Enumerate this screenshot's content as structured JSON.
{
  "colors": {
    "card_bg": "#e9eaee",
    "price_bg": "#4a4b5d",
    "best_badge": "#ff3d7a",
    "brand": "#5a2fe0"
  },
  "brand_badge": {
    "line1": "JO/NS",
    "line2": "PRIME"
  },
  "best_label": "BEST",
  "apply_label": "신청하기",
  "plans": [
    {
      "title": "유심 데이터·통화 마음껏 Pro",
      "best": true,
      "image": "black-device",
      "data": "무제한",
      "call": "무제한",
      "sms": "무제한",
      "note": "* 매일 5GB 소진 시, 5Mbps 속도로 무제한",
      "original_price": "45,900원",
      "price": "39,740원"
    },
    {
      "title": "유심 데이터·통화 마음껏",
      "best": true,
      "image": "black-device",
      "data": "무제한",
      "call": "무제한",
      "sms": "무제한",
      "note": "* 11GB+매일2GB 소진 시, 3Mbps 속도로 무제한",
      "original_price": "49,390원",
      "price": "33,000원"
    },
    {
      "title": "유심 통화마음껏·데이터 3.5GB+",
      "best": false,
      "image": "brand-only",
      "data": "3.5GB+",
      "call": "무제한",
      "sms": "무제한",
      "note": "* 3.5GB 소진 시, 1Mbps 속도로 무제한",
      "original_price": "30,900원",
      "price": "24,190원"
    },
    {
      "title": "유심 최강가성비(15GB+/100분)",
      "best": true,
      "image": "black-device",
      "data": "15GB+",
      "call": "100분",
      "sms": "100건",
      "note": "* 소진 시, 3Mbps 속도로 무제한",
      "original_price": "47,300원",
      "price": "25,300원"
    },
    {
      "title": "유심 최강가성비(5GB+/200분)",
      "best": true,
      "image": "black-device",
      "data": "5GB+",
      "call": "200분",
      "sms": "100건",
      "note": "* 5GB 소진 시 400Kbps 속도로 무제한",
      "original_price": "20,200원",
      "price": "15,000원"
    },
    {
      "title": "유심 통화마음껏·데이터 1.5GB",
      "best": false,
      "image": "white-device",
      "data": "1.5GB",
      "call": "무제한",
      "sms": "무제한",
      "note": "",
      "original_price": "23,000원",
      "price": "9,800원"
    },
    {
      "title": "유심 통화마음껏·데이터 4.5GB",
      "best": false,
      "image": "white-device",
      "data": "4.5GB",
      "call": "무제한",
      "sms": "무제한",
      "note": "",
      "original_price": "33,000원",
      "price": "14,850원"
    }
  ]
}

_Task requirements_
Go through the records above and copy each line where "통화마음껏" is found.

_Solution for this exercise_
      "title": "유심 통화마음껏·데이터 3.5GB+",
      "title": "유심 통화마음껏·데이터 1.5GB",
      "title": "유심 통화마음껏·데이터 4.5GB",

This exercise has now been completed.